**Supplied material:**
-- Opening Marker --

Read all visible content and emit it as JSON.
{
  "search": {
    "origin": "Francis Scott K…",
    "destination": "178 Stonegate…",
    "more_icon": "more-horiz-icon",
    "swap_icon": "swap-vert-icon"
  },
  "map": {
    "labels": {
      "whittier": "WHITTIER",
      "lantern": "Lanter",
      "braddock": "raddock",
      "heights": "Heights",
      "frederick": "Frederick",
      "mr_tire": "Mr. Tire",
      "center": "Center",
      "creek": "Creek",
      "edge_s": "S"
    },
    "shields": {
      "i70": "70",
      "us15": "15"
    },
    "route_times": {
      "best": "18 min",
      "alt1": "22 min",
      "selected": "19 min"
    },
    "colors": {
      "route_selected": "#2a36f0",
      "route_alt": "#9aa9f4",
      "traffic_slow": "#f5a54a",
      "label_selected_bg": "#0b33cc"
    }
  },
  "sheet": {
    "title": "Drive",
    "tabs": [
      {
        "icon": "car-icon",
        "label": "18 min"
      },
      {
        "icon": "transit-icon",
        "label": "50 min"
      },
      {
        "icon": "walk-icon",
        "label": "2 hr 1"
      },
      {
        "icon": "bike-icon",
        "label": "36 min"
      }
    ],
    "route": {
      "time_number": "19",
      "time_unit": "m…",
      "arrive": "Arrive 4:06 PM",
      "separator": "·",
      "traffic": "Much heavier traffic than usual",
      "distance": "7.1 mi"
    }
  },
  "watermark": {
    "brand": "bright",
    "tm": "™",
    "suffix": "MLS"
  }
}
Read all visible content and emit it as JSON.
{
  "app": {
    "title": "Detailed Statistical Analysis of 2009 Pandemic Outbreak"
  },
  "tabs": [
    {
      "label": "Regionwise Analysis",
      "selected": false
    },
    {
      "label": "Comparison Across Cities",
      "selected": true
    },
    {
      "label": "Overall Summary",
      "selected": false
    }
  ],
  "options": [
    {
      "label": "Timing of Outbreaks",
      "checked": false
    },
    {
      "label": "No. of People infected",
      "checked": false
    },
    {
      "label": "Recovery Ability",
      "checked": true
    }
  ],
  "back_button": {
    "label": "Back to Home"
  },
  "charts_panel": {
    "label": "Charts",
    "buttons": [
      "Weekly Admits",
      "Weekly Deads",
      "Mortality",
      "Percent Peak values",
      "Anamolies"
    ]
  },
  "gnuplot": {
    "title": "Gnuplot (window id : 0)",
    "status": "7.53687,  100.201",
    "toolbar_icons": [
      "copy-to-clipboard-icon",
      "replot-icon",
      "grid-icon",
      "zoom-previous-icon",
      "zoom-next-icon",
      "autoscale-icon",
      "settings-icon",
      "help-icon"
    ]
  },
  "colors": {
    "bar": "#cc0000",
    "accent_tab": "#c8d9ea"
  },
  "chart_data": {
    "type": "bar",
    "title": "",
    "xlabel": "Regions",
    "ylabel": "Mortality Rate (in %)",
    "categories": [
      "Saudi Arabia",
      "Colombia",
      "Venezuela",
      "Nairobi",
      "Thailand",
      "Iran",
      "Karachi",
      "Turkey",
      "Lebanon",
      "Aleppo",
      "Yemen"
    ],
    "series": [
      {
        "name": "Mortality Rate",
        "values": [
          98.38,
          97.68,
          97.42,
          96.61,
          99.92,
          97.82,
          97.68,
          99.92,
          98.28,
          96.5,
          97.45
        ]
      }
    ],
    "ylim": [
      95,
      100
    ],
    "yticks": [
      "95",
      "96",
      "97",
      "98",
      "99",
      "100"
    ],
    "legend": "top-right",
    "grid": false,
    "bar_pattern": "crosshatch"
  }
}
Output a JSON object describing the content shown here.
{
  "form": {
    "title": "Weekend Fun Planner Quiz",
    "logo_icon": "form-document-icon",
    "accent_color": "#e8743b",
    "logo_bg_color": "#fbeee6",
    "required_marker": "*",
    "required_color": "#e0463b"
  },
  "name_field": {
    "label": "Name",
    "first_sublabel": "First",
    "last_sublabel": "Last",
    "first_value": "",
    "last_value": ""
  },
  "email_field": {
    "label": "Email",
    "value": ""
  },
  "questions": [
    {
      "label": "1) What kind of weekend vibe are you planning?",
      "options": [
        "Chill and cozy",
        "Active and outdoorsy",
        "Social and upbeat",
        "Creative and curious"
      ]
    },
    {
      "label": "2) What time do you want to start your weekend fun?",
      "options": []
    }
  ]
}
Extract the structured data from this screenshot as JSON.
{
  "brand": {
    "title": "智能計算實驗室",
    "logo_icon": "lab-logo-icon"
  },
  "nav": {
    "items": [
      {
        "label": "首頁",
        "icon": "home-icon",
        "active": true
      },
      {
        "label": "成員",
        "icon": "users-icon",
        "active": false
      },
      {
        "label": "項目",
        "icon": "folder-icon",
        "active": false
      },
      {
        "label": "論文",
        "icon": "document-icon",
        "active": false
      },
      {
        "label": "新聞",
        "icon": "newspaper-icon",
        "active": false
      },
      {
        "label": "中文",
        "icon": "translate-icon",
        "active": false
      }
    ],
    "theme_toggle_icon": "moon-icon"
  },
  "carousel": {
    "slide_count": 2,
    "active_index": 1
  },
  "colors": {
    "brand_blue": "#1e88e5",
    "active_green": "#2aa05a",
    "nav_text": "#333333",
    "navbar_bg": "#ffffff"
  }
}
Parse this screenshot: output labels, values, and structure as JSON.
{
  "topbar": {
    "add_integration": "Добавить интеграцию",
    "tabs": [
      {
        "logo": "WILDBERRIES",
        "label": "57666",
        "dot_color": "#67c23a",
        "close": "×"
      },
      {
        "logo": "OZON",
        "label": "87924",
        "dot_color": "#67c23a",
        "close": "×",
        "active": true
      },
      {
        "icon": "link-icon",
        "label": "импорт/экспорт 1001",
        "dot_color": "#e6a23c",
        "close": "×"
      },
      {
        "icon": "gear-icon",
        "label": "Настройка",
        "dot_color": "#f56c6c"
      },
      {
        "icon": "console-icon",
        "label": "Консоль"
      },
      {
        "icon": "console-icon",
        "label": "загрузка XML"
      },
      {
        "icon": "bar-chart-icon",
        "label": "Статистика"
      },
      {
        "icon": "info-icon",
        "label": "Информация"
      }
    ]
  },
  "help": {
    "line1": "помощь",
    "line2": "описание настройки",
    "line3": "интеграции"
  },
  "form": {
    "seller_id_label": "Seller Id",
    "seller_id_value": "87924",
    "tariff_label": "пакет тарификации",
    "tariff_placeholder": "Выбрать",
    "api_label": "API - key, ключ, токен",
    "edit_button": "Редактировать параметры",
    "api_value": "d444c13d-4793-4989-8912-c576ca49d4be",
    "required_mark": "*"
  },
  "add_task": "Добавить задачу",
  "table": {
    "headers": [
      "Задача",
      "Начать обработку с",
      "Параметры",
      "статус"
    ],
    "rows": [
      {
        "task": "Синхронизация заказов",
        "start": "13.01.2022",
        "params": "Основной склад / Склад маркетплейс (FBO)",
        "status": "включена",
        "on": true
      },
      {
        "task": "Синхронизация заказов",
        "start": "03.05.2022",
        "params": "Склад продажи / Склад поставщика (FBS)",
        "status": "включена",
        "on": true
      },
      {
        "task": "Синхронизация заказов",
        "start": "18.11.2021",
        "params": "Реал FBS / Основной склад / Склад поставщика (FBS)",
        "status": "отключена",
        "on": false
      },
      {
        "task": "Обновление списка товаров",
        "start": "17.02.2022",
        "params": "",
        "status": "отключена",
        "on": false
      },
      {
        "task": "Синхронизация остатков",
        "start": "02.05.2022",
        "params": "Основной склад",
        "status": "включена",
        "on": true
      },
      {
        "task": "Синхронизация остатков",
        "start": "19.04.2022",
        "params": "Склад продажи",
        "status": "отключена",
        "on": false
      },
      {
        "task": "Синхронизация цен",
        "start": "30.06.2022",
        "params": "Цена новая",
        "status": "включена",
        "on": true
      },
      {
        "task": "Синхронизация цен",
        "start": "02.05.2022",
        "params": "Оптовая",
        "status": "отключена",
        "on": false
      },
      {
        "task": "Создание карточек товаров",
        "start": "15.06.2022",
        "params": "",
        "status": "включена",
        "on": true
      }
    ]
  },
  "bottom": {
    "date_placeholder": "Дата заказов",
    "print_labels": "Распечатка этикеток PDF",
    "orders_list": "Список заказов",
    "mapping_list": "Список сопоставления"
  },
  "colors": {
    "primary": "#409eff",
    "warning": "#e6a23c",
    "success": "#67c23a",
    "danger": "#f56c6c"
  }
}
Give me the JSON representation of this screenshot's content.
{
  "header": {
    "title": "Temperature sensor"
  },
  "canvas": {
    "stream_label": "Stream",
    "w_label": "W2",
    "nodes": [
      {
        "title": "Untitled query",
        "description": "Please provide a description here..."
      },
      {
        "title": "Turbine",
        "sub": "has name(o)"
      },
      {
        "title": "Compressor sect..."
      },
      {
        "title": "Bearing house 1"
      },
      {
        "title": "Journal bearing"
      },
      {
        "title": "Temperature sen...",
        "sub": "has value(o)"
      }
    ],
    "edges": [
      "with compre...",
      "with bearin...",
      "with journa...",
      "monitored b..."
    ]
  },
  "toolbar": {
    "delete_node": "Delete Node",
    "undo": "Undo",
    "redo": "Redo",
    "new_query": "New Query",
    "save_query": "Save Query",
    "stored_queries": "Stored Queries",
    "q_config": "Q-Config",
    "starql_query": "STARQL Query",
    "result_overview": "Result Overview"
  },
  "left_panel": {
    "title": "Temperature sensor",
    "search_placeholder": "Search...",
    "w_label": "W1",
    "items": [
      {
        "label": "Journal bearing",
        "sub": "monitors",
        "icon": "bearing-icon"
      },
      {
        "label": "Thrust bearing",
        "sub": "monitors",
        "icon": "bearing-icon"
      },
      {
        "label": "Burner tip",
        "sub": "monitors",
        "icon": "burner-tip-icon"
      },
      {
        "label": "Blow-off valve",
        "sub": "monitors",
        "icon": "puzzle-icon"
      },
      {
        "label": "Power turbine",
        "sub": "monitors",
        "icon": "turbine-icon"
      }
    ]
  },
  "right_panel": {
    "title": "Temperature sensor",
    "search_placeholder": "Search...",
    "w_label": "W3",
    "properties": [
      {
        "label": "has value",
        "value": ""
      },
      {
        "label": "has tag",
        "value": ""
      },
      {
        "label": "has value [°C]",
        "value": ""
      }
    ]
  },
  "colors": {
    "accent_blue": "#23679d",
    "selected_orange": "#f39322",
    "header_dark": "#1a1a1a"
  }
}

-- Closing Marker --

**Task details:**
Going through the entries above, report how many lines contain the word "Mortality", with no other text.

**Reply:**
3